Diary

Never Let A Cotton Ball Go To Waste

Rahm Emmanuel said “Never let a crisis go to waste.”  The Virginia Democrats are in crisis.  First it was blackface, then credible (and multiple) allegations of sexual assault.  And now…a cotton ball.

Virginia first lady under fire for handing cotton to African American students on mansion tour.

(If you’re a Virginia Democrat, that is the LAST thing you want to see in a Washington Post headline).

The WaPo story is behind their paywall, so here’s the same story from the Virginian-Pilot:

“A Virginia state employee has complained that her eighth-grade daughter was upset during a tour of the historic governor’s residence when first lady Pam Northam handed a ball of cotton to her and another black child and asked them to imagine being enslaved and having to pick cotton.”
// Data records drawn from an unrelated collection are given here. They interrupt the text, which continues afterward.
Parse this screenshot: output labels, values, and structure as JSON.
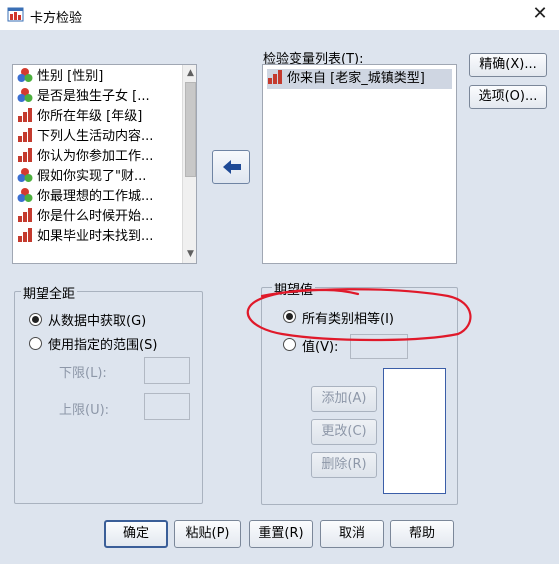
{
  "window": {
    "title": "卡方检验",
    "close_glyph": "✕"
  },
  "variable_list": {
    "items": [
      {
        "label": "性别 [性别]",
        "icon": "nominal-icon"
      },
      {
        "label": "是否是独生子女 [...",
        "icon": "nominal-icon"
      },
      {
        "label": "你所在年级 [年级]",
        "icon": "ordinal-icon"
      },
      {
        "label": "下列人生活动内容...",
        "icon": "ordinal-icon"
      },
      {
        "label": "你认为你参加工作...",
        "icon": "ordinal-icon"
      },
      {
        "label": "假如你实现了\"财...",
        "icon": "nominal-icon"
      },
      {
        "label": "你最理想的工作城...",
        "icon": "nominal-icon"
      },
      {
        "label": "你是什么时候开始...",
        "icon": "ordinal-icon"
      },
      {
        "label": "如果毕业时未找到...",
        "icon": "ordinal-icon"
      }
    ]
  },
  "test_variables": {
    "label": "检验变量列表(T):",
    "items": [
      {
        "label": "你来自 [老家_城镇类型]",
        "icon": "ordinal-icon"
      }
    ]
  },
  "side_buttons": {
    "exact": "精确(X)...",
    "options": "选项(O)..."
  },
  "expected_range": {
    "title": "期望全距",
    "opt_from_data": "从数据中获取(G)",
    "opt_specified": "使用指定的范围(S)",
    "lower_label": "下限(L):",
    "upper_label": "上限(U):",
    "selected": "from_data"
  },
  "expected_values": {
    "title": "期望值",
    "opt_all_equal": "所有类别相等(I)",
    "opt_values": "值(V):",
    "add": "添加(A)",
    "change": "更改(C)",
    "remove": "删除(R)",
    "selected": "all_equal"
  },
  "footer": {
    "ok": "确定",
    "paste": "粘贴(P)",
    "reset": "重置(R)",
    "cancel": "取消",
    "help": "帮助"
  },
  "colors": {
    "background": "#dde4ee",
    "annotation": "#e0192a",
    "ordinal_bar": "#c43a2e",
    "nominal_red": "#d33b2f",
    "nominal_blue": "#3b6fd1",
    "nominal_green": "#4caf3e"
  }
}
“‘The Governor and Mrs. Northam have asked the residents of the Commonwealth to forgive them for their racially insensitive past actions,’ Leah Dozier Walker, who oversees the Office of Equity and Community Engagement at the state Department of Education, wrote Feb. 25 to lawmakers and to the office of Gov. Ralph Northam, a Democrat.”
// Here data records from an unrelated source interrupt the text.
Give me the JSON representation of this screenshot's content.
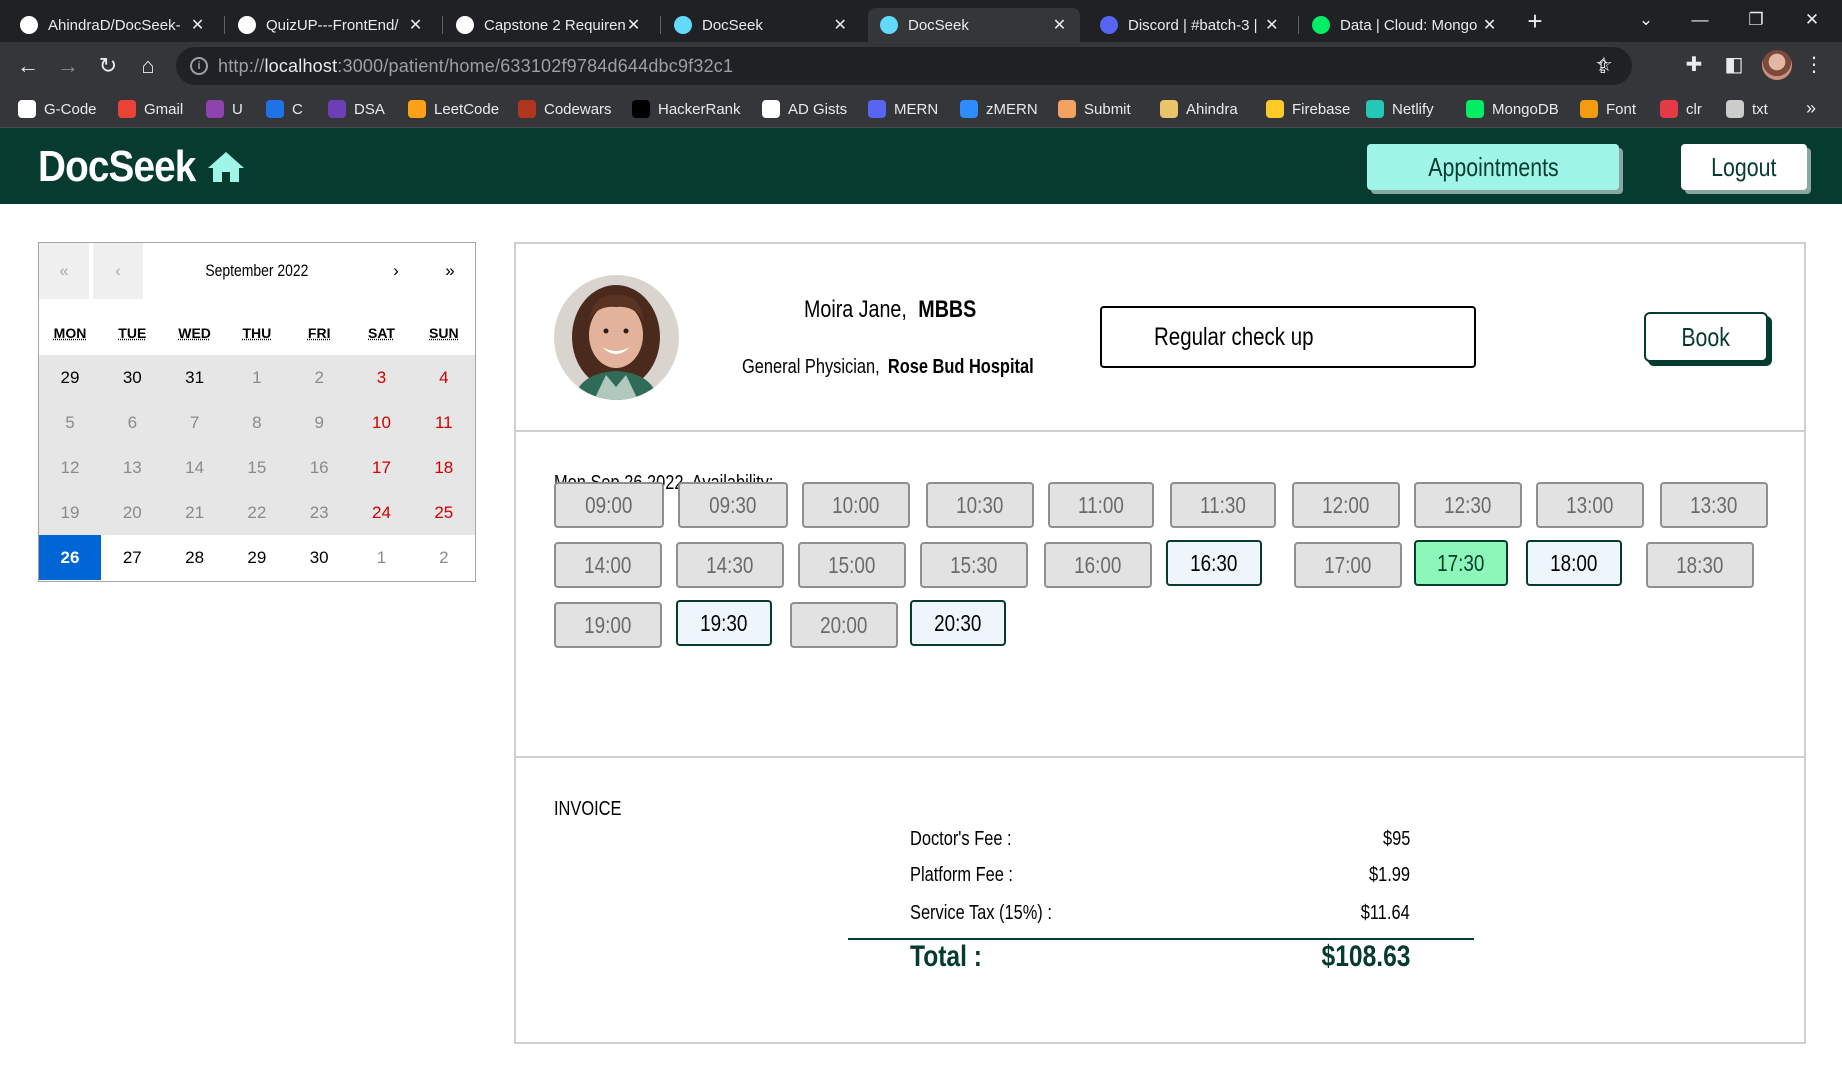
{
  "browser": {
    "tabs": [
      {
        "title": "AhindraD/DocSeek-",
        "icon": "github-icon",
        "color": "#ffffff"
      },
      {
        "title": "QuizUP---FrontEnd/",
        "icon": "github-icon",
        "color": "#ffffff"
      },
      {
        "title": "Capstone 2 Requiren",
        "icon": "github-icon",
        "color": "#ffffff"
      },
      {
        "title": "DocSeek",
        "icon": "react-icon",
        "color": "#61dafb"
      },
      {
        "title": "DocSeek",
        "icon": "react-icon",
        "color": "#61dafb",
        "active": true
      },
      {
        "title": "Discord | #batch-3 |",
        "icon": "discord-icon",
        "color": "#5865f2"
      },
      {
        "title": "Data | Cloud: Mongo",
        "icon": "mongodb-icon",
        "color": "#00ed64"
      }
    ],
    "url": {
      "scheme": "http://",
      "host": "localhost",
      "rest": ":3000/patient/home/633102f9784d644dbc9f32c1"
    },
    "bookmarks": [
      {
        "label": "G-Code",
        "icon": "google-icon",
        "color": "#ffffff"
      },
      {
        "label": "Gmail",
        "icon": "gmail-icon",
        "color": "#ea4335"
      },
      {
        "label": "U",
        "icon": "u-icon",
        "color": "#8e44ad"
      },
      {
        "label": "C",
        "icon": "c-icon",
        "color": "#1e73e8"
      },
      {
        "label": "DSA",
        "icon": "dsa-icon",
        "color": "#6c3fb5"
      },
      {
        "label": "LeetCode",
        "icon": "leetcode-icon",
        "color": "#ffa116"
      },
      {
        "label": "Codewars",
        "icon": "codewars-icon",
        "color": "#b1361e"
      },
      {
        "label": "HackerRank",
        "icon": "hackerrank-icon",
        "color": "#000000"
      },
      {
        "label": "AD Gists",
        "icon": "github-icon",
        "color": "#ffffff"
      },
      {
        "label": "MERN",
        "icon": "discord-icon",
        "color": "#5865f2"
      },
      {
        "label": "zMERN",
        "icon": "zoom-icon",
        "color": "#2d8cff"
      },
      {
        "label": "Submit",
        "icon": "submit-icon",
        "color": "#f4a261"
      },
      {
        "label": "Ahindra",
        "icon": "ahindra-icon",
        "color": "#e9c46a"
      },
      {
        "label": "Firebase",
        "icon": "firebase-icon",
        "color": "#ffca28"
      },
      {
        "label": "Netlify",
        "icon": "netlify-icon",
        "color": "#25c7b7"
      },
      {
        "label": "MongoDB",
        "icon": "mongodb-icon",
        "color": "#00ed64"
      },
      {
        "label": "Font",
        "icon": "font-icon",
        "color": "#f39c12"
      },
      {
        "label": "clr",
        "icon": "clr-icon",
        "color": "#e63946"
      },
      {
        "label": "txt",
        "icon": "txt-icon",
        "color": "#cccccc"
      }
    ],
    "more": "»"
  },
  "app": {
    "brand": "DocSeek",
    "appointments_label": "Appointments",
    "logout_label": "Logout",
    "colors": {
      "primary": "#063b2f",
      "accent": "#9ff6e8",
      "selected_slot": "#8cf7b8",
      "calendar_selected": "#0066d6"
    }
  },
  "calendar": {
    "title": "September 2022",
    "nav": {
      "prev_year": "«",
      "prev_month": "‹",
      "next_month": "›",
      "next_year": "»"
    },
    "weekdays": [
      "MON",
      "TUE",
      "WED",
      "THU",
      "FRI",
      "SAT",
      "SUN"
    ],
    "weeks": [
      [
        "29",
        "30",
        "31",
        "1",
        "2",
        "3",
        "4"
      ],
      [
        "5",
        "6",
        "7",
        "8",
        "9",
        "10",
        "11"
      ],
      [
        "12",
        "13",
        "14",
        "15",
        "16",
        "17",
        "18"
      ],
      [
        "19",
        "20",
        "21",
        "22",
        "23",
        "24",
        "25"
      ],
      [
        "26",
        "27",
        "28",
        "29",
        "30",
        "1",
        "2"
      ]
    ],
    "selected": "26"
  },
  "doctor": {
    "name": "Moira Jane,",
    "degree": "MBBS",
    "specialty": "General Physician,",
    "hospital": "Rose Bud Hospital"
  },
  "booking": {
    "reason": "Regular check up",
    "book_label": "Book"
  },
  "availability": {
    "title": "Mon Sep 26 2022, Availability:",
    "slots": [
      {
        "time": "09:00",
        "state": "booked"
      },
      {
        "time": "09:30",
        "state": "booked"
      },
      {
        "time": "10:00",
        "state": "booked"
      },
      {
        "time": "10:30",
        "state": "booked"
      },
      {
        "time": "11:00",
        "state": "booked"
      },
      {
        "time": "11:30",
        "state": "booked"
      },
      {
        "time": "12:00",
        "state": "booked"
      },
      {
        "time": "12:30",
        "state": "booked"
      },
      {
        "time": "13:00",
        "state": "booked"
      },
      {
        "time": "13:30",
        "state": "booked"
      },
      {
        "time": "14:00",
        "state": "booked"
      },
      {
        "time": "14:30",
        "state": "booked"
      },
      {
        "time": "15:00",
        "state": "booked"
      },
      {
        "time": "15:30",
        "state": "booked"
      },
      {
        "time": "16:00",
        "state": "booked"
      },
      {
        "time": "16:30",
        "state": "free"
      },
      {
        "time": "17:00",
        "state": "booked"
      },
      {
        "time": "17:30",
        "state": "selected"
      },
      {
        "time": "18:00",
        "state": "free"
      },
      {
        "time": "18:30",
        "state": "booked"
      },
      {
        "time": "19:00",
        "state": "booked"
      },
      {
        "time": "19:30",
        "state": "free"
      },
      {
        "time": "20:00",
        "state": "booked"
      },
      {
        "time": "20:30",
        "state": "free"
      }
    ]
  },
  "invoice": {
    "title": "INVOICE",
    "lines": [
      {
        "label": "Doctor's Fee :",
        "value": "$95"
      },
      {
        "label": "Platform Fee :",
        "value": "$1.99"
      },
      {
        "label": "Service Tax (15%) :",
        "value": "$11.64"
      }
    ],
    "total_label": "Total :",
    "total_value": "$108.63"
  }
}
“‘But the actions of Mrs. Northam, just last week, do not lead me to believe that this Governor’s office has taken seriously the harm and hurt they have caused African Americans in Virginia or that they are deserving of our forgiveness,’ she wrote.”

Now, you’d have to have a heart of stone to not go into schadenfreude mode over this.  Glenn Reynolds at Instapundit accuses the VA Dems and MSM of turning the GOP candidate, Ed Gillespie, into a virtual Stormfront figure during the gubenetorial campaign, while allowing Ralph Northam to paint himself as a racial healer.  By all means, let the Virginia progressives lie in the bed they made.
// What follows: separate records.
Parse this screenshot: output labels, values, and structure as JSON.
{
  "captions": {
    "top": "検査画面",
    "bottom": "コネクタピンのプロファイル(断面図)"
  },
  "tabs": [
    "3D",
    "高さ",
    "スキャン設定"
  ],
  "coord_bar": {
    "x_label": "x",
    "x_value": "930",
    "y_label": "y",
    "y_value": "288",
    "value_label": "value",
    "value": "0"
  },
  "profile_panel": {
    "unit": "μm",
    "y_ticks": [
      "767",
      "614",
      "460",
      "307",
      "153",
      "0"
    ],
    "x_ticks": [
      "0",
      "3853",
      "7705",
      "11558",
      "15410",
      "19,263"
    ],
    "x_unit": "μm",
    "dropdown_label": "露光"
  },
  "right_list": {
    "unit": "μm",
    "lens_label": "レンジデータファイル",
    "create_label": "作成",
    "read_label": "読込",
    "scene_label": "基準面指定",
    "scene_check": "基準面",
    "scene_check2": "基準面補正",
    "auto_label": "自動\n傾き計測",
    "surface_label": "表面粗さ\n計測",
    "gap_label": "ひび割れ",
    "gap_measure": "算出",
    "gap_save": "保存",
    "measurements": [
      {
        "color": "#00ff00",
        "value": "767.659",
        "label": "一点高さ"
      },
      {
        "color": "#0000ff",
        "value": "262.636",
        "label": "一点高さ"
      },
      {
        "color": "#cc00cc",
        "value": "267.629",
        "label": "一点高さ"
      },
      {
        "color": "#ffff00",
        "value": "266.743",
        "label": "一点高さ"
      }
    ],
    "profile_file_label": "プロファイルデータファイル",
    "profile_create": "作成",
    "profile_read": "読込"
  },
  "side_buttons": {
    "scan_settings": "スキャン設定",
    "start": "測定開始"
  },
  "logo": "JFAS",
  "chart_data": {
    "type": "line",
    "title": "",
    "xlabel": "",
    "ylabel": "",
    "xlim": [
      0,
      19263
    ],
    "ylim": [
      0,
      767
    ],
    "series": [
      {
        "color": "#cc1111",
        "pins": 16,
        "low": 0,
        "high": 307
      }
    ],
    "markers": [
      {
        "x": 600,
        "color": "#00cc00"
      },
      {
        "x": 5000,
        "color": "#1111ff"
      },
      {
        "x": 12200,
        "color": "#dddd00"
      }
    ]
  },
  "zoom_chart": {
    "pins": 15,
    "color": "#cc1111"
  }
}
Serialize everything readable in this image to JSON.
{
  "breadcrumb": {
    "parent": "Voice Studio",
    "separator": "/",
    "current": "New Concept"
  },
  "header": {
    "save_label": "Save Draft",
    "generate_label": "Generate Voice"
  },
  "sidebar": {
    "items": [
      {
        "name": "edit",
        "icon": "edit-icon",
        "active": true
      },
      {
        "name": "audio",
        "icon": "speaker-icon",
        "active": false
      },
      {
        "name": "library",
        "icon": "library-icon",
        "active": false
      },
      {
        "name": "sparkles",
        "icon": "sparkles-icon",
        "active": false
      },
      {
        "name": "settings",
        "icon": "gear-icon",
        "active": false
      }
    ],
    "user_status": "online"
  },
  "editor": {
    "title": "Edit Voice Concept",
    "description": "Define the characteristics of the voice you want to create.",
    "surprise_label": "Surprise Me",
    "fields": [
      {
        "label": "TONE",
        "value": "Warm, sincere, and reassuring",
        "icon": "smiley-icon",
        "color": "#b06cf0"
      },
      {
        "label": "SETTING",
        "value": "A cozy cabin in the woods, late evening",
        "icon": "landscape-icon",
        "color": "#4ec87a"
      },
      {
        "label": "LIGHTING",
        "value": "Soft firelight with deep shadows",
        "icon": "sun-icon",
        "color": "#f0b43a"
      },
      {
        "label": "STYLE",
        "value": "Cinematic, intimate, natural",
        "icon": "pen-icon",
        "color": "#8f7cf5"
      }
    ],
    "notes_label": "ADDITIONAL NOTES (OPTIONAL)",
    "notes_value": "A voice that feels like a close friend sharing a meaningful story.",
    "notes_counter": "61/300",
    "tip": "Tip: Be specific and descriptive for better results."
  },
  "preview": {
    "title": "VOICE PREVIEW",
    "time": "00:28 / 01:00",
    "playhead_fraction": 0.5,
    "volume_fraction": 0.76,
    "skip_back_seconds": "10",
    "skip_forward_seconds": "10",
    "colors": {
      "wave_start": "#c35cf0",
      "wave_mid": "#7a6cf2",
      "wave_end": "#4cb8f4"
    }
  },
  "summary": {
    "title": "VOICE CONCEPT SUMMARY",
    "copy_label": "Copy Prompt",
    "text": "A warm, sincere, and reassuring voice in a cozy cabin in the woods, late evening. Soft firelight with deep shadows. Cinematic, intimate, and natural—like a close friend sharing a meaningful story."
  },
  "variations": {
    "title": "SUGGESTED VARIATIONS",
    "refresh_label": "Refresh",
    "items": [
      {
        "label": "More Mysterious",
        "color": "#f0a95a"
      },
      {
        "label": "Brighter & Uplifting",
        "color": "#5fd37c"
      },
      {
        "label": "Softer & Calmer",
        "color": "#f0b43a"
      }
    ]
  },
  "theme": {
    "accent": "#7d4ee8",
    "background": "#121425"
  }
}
Where our (i.e., the GOP’s) opportunity comes in—they can’t climb out of that bed.  They’re stuck.

What leading Virginia Democrat or progressive has enough gravitas, and is untainted enough, to credibly seize control of the public discussion and steer the Virginia progressive community out of the swamp they’ve stuck themselves in?  Not Ralph Northam.  Not Justin Fairfax.  And not Mark Herring, who has his own “blackface” problems.

The Virginia progressives are spinning wheels, like a rear-wheel drive car unable to climb out of the mud.  They’re going silent.  Reminds me of an SNL skit a few years ago.  Three millenial couples met for dinner.  They wanted to chat about current events, but couldn’t figure out a way to do it without running the risk of possibly offending someone.  So they sat mute, uncomfortably staring at each other.

That SNL skit is akin to what’s happening in Virginia.  Everyone’s staring at each other, not sure what to do next.

That silence is the GOP’s opportunity.  Now is the time for Ed Gillespie, or other respected GOP voices, to speak up.  (I’ll bet a lot of Virginians who were swayed by the WaPo-led racial slamming of Gillespie in the campaign, might be willing to give him a second listen now).  They can have the floor, so to speak, because the VA Dems have (for the moment) abandoned it.

What should Gillespie, et.al say?  Well…where to begin?

I’ll suggest one thing he could say:  We need to give each other the benefit of the doubt.  Does anyone really think that Pam Northam was trying to be racially insensitive when she handed the cotton balls out to those children?  Aren’t we supposed to be talking to each other about race, so we can “heal” and come together.  Well, seems to me that Pam Northam was trying.  Some people may not like her methods—but NO people should reflexively jump to the worst possible conclusions about a matter, without having all the facts.  (Cough cough Covington Catholic cough).

Before the African-American community jumps on Pam Northam with both feet, it might want to consider this:  if a few people reach out to you, and you smack their hands, then don’t expect other people to reach out to you.  They’ll avoid you, for self-protection if nothing else.

I, for one, perceive that at least some segments of the African-American community are not only hyper-sensitive on race, but hyper-hyper sensitive.  So sensitive that…I don’t even want to bring up the subject of race with them.  I not only fear, I feel pretty sure, that I’ll say something wrong, or I’ll do something that seems innocuous to me but is “hurtful” to them…and that will be it.  I’ll be guilty, and the only question remaining will be the severity of my punishment.

No one is going to discuss a subject with you, if they fear they’ll run a risk by simply having that discussion.  Race is one of those subjects.

If you really want Americans to come together, you can’t smack the hands that reach out to you.  Perhaps Ed Gillespie could say that when he steps onto the empty stage in Virginia.  I’ll bet a lot of people would not only listen—they’ll be grateful.